He said that I’m strong, and that most guys don’t like that, but he does. “You’re strong here… and here and in your legs…” Digging his fingers into my upper back, then stroking the back of a finger down the line between my ribs and over my stomach, drawing up just before my navel. It’s not an overtly inappropriate touch, but still intimate and it makes me feel dirty. He repeated that I’m strong a lot of times.

He said he used to do martial arts. “Now instead of beating people up, I dance with them.” It was a joke but it had an edge to it. When he said this, I had a flash of heat followed by a chill that hurt my skin followed by a rush of fear sweat that soaked my dress. He then said he traded getting sweated on by men for getting sweated on by women, which he doesn’t mind. He actually kind of likes it.

“I really, kind of like it.” His face went into my hair and his breath touched my ear. “Really…. kind of…. like it.” It dwindled into more of a growl than words.

At this point I was nauseous from anxiety, dizzy and sore from being jerked around to hard and fast. I wanted to go home, or lock myself in the bathroom for a while and cry on the floor. I wanted someone to rescue me but also didn’t want anyone to see me unable to take care of myself.

All things end, though. If you wait long enough. When the song ended. I let the fear slide off my face. I made myself take my teeth out of my cheek and lower lip. I gave him a tight, fake smile, and an empty gaze. I thanked him quickly, spun a quick about-face, and beelined to the corner with my friends.

Now, I didn’t let it ruin my evening, but it needed to be addressed.

 

It doesn’t happen often, and for the most part the Blues scene is a safe, nonthreatening, environment but things like this do happen and not just to me. It happens outside of the Blues scene as well. There are men out there that use public situations and social norms to prey on women while everyone watches.

I read an article on how we’re conditioned to “de-escalate” situations instead of calling people on their BS. I’m certainly guilty of it, but it’s a complex thing.

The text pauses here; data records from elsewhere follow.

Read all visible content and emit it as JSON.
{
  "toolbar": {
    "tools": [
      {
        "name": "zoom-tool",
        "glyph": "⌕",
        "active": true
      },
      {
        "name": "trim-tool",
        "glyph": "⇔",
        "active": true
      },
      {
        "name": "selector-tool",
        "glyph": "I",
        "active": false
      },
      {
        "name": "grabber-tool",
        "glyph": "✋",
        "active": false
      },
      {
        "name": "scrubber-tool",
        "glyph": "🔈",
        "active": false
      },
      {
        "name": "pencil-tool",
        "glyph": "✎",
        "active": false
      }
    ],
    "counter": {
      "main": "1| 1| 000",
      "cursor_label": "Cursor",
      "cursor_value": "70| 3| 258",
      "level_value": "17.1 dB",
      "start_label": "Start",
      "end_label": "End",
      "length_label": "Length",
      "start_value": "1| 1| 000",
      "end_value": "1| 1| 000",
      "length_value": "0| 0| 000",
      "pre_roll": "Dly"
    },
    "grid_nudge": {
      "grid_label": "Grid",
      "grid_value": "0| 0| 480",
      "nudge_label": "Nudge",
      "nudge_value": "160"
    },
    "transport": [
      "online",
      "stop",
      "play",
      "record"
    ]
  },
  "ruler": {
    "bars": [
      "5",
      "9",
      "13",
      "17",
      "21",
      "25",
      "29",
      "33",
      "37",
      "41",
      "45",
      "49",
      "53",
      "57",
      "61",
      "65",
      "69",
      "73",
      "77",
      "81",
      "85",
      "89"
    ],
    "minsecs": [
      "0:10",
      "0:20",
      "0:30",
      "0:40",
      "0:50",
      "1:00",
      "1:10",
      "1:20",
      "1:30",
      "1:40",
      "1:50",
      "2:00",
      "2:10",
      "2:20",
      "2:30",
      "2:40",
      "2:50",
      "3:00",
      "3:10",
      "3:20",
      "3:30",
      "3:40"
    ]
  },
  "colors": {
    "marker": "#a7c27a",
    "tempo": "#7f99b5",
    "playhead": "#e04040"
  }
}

I thought of 3 different ways I could have hurt the Meathead to get him off me. I almost hit him when he was in my ear about liking sweat but I didn’t. I dug my nails into the palm of the hand resting on his shoulder, I bit my lip. I didn’t hurt him.

I AM strong in ways he wouldn’t understand. I have a lot of self control. But I also am weak, I’d rather de-escalate than drag other people into my drama.  Or make him angry and have him follow me to my car when there are less witnesses around.

It was less risky to just swallow the fear and be afraid for a few minutes.

I wanted help, but I didn’t want help. I looked for anyone to come save me, but when someone said I should bring it up publicly, I said I didn’t want to be a damsel.

And I don’t. I want to save my own goddamn self.

But sometimes I don’t know if I can.

Its a very confusing thing.

And scary.

Fortunately, Meathead didn’t ruin my night. Like every other injury dealt me by idiot men my hyperextended elbow will heal and my chiropractor knocked everything else back into place today.

And if nothing else, it made me appreciate every other dance all the more.

Two of which were with the Viking.

But that’s another story, one that has no business sharing space with a post on anxiety and panic.